**WHAT TO DO:**
Only the lines with "class" in the entries below belong in the answer; please copy them.

Dataset records:
^^^^
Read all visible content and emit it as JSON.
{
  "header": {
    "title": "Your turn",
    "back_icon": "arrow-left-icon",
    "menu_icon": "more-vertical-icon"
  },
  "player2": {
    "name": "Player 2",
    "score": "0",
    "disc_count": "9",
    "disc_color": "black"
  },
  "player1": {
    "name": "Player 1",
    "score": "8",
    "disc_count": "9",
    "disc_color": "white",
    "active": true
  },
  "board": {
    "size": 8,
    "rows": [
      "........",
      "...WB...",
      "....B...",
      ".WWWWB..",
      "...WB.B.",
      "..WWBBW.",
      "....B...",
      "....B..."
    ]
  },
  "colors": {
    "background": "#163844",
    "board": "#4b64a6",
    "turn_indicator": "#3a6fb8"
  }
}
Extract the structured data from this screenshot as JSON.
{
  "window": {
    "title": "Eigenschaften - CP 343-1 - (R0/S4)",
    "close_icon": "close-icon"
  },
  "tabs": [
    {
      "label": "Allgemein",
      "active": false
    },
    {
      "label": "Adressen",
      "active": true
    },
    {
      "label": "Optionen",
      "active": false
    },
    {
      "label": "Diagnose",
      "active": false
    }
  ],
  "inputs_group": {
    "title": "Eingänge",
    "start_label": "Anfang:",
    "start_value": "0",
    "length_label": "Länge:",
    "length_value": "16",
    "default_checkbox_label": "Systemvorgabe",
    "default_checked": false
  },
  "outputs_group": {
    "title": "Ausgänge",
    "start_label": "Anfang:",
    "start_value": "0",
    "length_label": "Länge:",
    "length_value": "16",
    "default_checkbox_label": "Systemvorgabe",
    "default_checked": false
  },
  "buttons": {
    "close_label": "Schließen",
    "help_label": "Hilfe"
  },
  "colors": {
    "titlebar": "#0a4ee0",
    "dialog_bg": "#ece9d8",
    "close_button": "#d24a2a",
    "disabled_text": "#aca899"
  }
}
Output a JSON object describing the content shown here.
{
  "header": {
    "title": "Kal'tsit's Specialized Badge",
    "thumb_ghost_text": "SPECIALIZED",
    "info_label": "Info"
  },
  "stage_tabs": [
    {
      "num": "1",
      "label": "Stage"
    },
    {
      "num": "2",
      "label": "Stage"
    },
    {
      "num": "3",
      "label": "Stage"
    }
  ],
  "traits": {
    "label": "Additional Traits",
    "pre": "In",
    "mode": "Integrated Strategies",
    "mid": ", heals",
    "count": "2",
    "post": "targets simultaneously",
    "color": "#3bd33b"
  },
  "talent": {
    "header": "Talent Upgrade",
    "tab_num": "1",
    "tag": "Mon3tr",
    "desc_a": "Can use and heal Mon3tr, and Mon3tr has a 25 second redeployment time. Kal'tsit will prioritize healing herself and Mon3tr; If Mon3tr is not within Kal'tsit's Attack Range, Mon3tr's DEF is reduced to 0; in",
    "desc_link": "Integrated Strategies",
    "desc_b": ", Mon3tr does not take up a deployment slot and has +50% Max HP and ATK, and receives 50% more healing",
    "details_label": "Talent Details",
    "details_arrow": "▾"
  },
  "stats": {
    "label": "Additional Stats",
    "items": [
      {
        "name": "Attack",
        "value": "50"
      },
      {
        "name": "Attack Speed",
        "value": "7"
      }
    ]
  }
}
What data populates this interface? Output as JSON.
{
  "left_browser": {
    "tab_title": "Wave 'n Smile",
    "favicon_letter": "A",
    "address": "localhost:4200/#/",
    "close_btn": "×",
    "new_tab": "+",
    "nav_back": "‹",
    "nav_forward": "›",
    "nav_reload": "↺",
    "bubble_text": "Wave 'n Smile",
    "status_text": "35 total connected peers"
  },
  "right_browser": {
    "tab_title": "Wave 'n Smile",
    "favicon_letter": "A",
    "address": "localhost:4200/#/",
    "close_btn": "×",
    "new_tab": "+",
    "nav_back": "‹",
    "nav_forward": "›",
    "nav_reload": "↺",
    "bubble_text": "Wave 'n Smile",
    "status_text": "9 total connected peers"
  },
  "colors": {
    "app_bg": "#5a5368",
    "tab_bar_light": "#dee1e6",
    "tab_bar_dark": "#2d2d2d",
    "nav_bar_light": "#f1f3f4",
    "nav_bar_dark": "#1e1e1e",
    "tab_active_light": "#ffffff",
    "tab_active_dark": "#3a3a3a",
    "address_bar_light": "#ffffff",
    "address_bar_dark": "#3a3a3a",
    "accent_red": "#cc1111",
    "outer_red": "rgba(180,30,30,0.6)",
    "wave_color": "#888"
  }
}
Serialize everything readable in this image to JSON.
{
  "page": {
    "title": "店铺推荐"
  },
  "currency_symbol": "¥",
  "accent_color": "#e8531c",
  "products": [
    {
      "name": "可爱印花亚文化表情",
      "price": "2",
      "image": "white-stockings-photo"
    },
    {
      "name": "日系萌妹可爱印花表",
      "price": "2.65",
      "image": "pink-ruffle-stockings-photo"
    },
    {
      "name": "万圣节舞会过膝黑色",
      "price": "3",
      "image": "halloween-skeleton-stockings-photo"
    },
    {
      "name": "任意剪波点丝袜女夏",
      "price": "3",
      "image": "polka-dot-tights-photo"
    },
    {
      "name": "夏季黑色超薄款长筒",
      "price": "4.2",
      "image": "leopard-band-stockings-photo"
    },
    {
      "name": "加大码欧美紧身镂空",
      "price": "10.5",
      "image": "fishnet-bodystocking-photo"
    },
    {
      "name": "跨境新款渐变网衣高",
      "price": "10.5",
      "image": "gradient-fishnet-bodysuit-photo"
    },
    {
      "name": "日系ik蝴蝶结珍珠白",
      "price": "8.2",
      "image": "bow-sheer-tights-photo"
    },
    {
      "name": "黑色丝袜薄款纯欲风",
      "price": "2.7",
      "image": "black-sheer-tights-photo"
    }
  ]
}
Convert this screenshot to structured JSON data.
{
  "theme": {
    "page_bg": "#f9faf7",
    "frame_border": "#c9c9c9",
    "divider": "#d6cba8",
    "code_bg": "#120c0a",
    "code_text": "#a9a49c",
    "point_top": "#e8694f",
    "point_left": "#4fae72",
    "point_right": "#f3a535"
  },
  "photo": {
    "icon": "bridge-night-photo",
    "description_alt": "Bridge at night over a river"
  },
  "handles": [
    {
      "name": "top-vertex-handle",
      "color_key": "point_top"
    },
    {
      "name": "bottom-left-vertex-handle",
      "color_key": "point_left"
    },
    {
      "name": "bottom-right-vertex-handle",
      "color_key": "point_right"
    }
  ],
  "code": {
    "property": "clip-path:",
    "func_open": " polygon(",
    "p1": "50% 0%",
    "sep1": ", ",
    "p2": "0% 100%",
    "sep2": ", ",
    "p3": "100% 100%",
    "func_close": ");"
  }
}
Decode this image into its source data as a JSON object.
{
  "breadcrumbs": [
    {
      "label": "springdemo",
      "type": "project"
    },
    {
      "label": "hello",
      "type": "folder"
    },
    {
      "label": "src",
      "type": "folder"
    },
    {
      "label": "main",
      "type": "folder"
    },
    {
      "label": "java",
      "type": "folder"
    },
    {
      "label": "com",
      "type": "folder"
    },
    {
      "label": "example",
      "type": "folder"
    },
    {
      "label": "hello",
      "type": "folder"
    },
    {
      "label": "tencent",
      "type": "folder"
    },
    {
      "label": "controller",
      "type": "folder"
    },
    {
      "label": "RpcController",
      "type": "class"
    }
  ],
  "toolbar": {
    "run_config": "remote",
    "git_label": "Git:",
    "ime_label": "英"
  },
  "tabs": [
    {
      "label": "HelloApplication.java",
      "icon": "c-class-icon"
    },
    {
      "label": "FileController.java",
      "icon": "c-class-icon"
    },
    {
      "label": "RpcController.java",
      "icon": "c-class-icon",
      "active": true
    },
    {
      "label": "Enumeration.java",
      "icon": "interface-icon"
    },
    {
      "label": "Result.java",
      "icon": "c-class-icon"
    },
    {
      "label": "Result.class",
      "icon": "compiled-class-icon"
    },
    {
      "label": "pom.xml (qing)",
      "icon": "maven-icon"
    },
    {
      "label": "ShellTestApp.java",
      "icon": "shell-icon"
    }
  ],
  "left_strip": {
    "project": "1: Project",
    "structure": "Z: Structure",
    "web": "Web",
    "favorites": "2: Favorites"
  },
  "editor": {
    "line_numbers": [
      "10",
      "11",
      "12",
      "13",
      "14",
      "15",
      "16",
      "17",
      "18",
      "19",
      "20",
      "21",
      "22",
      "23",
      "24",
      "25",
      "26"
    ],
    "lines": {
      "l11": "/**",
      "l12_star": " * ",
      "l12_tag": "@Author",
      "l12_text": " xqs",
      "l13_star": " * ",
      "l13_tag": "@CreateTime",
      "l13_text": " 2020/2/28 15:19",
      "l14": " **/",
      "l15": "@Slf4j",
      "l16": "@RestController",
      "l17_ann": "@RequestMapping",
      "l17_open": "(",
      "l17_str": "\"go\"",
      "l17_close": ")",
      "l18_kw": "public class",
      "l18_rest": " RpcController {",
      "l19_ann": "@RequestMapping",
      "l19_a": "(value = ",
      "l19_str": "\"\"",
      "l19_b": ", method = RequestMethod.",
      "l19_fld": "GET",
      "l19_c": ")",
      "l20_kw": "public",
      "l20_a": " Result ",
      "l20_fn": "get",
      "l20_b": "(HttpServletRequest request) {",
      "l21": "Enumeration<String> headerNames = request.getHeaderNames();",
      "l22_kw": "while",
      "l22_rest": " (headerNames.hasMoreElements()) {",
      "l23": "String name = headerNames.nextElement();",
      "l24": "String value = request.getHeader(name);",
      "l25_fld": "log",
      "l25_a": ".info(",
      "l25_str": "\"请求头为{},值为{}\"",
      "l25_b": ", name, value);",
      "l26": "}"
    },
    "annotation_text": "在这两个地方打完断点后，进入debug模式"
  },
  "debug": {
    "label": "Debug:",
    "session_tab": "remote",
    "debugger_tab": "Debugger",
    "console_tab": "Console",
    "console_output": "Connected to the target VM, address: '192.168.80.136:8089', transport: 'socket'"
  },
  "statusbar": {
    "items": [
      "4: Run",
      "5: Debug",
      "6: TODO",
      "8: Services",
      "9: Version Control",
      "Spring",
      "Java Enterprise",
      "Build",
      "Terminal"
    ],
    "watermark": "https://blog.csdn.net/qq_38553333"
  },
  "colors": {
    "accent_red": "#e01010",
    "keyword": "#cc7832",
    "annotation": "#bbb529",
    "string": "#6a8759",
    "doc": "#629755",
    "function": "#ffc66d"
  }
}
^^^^
**RESPONSE:**
      "type": "class"
      "icon": "c-class-icon"
      "icon": "c-class-icon"
      "icon": "c-class-icon",
      "icon": "c-class-icon"
      "label": "Result.class",
      "icon": "compiled-class-icon"
      "l18_kw": "public class",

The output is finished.